**TASK BRIEF:** Go through the material and return every line that contains the string "число".

**DATA EXTRACT:**

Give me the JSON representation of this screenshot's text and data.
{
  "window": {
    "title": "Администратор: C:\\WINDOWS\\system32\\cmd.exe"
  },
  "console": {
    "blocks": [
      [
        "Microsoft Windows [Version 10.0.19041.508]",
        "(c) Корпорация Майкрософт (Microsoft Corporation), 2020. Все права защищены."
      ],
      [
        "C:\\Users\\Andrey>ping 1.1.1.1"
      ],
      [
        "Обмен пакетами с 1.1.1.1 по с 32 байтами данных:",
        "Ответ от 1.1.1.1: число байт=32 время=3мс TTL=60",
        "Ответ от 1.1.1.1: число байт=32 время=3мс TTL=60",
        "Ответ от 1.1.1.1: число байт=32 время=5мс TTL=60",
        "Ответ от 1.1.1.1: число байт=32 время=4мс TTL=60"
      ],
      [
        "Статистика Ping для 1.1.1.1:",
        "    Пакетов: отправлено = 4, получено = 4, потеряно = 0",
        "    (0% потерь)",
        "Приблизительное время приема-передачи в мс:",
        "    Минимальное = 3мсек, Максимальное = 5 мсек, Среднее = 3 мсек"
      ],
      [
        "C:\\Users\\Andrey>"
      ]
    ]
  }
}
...
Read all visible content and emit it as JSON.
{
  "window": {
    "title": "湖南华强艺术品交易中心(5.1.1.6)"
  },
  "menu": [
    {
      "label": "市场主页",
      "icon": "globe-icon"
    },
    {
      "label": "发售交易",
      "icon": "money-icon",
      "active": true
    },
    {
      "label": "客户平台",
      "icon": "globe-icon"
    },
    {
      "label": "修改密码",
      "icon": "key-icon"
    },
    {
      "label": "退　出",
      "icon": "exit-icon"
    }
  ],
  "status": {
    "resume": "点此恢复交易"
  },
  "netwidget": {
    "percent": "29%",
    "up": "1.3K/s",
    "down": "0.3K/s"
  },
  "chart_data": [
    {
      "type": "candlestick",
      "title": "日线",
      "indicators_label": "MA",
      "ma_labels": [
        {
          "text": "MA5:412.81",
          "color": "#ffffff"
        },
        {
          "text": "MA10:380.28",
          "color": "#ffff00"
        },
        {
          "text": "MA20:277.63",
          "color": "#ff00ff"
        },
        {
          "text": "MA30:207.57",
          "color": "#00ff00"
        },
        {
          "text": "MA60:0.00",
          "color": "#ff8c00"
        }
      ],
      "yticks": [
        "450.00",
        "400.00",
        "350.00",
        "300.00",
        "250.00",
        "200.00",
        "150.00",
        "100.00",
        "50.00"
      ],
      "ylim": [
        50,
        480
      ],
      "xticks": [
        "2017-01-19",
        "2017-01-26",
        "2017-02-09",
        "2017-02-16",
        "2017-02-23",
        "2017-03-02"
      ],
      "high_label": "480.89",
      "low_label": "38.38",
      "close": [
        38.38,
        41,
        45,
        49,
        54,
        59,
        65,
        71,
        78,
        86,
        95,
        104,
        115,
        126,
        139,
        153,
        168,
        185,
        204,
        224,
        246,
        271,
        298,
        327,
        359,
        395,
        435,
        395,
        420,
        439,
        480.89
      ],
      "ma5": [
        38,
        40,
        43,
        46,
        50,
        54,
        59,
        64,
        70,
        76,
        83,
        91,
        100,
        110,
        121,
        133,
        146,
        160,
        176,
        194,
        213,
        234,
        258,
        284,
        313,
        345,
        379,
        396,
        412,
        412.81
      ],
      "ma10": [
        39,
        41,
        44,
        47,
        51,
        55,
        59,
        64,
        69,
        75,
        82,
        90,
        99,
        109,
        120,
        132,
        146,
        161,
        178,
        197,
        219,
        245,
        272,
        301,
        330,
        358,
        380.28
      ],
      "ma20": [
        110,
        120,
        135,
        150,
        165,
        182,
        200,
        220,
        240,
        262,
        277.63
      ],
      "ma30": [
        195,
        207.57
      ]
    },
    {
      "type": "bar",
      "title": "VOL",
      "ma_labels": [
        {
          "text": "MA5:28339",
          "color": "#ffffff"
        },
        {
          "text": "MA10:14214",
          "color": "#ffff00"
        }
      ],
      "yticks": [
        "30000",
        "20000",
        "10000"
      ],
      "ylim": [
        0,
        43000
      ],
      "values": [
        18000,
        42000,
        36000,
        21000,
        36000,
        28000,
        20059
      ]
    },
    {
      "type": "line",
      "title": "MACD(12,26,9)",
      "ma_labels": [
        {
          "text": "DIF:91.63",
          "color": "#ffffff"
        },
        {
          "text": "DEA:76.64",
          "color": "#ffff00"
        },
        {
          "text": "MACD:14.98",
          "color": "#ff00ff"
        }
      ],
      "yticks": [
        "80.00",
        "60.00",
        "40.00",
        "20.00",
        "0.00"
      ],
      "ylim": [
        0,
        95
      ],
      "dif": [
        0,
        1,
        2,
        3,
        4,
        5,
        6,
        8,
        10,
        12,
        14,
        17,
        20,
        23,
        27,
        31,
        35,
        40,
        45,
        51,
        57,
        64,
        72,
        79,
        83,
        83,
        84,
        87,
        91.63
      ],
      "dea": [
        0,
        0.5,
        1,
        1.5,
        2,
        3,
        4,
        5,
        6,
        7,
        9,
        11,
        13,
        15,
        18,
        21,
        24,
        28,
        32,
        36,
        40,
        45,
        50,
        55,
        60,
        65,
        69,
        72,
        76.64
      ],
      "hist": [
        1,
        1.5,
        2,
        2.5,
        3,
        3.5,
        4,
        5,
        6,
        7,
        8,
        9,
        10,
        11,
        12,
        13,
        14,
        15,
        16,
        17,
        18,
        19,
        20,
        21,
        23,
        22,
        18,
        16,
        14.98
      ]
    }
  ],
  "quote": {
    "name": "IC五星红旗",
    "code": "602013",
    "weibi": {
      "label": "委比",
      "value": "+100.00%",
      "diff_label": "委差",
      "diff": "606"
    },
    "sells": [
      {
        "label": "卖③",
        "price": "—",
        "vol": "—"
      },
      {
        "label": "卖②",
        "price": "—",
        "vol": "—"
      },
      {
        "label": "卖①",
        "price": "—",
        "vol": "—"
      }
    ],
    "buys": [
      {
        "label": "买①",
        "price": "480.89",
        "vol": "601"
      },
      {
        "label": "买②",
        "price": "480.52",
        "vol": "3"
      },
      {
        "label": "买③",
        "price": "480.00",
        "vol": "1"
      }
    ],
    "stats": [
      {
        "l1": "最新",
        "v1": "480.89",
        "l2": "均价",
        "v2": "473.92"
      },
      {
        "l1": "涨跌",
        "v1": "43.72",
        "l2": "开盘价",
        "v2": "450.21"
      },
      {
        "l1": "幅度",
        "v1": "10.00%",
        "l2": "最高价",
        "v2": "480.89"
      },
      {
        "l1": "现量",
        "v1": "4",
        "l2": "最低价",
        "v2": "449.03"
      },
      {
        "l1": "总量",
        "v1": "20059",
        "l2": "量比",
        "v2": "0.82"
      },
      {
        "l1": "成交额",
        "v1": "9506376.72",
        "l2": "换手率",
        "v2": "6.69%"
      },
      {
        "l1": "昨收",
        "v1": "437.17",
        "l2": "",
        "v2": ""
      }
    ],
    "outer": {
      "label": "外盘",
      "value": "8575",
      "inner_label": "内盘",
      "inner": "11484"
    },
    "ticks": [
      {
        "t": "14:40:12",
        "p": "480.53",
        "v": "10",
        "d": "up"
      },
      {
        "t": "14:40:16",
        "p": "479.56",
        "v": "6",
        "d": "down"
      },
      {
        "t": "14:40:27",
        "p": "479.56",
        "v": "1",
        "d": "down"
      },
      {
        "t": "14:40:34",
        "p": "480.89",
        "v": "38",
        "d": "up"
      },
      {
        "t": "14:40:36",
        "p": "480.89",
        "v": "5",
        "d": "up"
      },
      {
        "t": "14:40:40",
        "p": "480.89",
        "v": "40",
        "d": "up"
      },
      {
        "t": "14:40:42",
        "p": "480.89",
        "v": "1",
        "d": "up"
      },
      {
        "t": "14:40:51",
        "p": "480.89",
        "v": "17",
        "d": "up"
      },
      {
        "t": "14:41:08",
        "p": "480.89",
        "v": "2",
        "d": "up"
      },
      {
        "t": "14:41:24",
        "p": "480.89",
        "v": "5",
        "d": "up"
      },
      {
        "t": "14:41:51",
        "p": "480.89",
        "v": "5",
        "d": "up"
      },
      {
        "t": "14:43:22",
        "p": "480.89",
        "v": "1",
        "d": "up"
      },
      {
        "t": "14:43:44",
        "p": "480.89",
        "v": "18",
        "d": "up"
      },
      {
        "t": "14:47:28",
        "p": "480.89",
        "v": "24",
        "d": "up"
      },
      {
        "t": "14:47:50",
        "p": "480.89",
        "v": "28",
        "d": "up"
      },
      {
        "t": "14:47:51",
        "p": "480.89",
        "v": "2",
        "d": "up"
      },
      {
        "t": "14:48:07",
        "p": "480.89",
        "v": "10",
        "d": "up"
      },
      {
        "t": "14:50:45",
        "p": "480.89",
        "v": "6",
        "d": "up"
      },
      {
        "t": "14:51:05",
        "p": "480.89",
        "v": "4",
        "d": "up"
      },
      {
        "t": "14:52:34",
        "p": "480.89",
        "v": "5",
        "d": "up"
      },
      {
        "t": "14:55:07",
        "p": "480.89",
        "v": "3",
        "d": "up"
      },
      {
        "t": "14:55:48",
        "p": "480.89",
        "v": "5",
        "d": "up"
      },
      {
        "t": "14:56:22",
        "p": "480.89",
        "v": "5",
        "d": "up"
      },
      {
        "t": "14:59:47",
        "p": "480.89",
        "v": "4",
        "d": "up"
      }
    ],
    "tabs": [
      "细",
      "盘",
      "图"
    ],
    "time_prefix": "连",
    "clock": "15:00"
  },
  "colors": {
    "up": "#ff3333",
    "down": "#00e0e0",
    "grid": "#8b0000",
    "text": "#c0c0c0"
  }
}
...
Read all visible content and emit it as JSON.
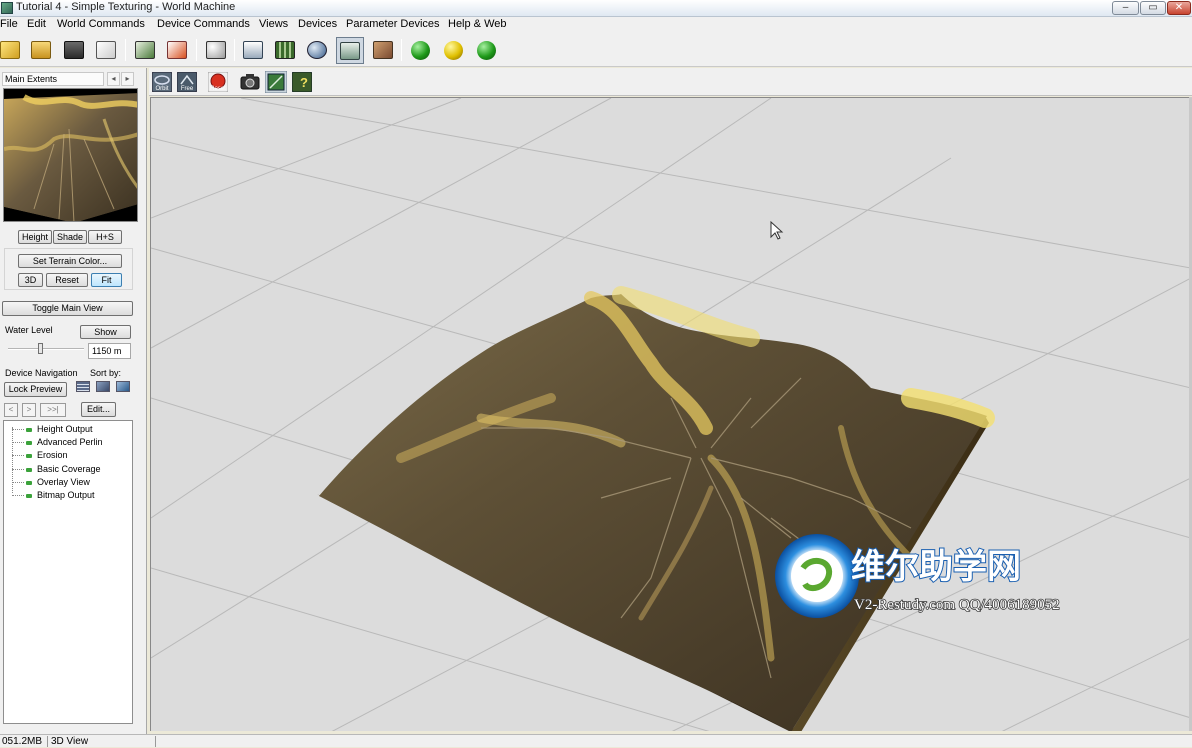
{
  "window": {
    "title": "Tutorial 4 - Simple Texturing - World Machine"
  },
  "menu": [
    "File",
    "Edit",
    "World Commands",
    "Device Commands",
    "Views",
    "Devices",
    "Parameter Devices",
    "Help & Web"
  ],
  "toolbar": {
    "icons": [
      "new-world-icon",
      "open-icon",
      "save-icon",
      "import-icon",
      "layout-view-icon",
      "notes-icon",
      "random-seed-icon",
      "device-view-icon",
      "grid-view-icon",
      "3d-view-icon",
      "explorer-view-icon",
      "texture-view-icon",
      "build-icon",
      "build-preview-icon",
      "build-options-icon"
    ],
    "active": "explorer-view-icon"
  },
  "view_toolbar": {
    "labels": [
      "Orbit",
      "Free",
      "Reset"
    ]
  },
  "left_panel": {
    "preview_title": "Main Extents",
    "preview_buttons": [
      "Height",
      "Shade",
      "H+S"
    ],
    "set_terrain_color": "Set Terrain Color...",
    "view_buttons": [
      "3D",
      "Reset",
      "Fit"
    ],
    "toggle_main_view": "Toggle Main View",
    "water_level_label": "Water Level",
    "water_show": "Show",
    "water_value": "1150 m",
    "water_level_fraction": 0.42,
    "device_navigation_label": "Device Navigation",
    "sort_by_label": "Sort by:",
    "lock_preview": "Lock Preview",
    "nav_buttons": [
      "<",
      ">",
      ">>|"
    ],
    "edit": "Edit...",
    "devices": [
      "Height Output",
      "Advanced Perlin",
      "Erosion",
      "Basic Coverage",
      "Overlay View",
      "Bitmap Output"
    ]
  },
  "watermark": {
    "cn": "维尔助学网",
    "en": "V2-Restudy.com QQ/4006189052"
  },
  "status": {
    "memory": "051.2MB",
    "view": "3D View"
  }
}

**EXERCISE ANSWER:**
        "Ответ от 1.1.1.1: число байт=32 время=3мс TTL=60",
        "Ответ от 1.1.1.1: число байт=32 время=3мс TTL=60",
        "Ответ от 1.1.1.1: число байт=32 время=5мс TTL=60",
        "Ответ от 1.1.1.1: число байт=32 время=4мс TTL=60"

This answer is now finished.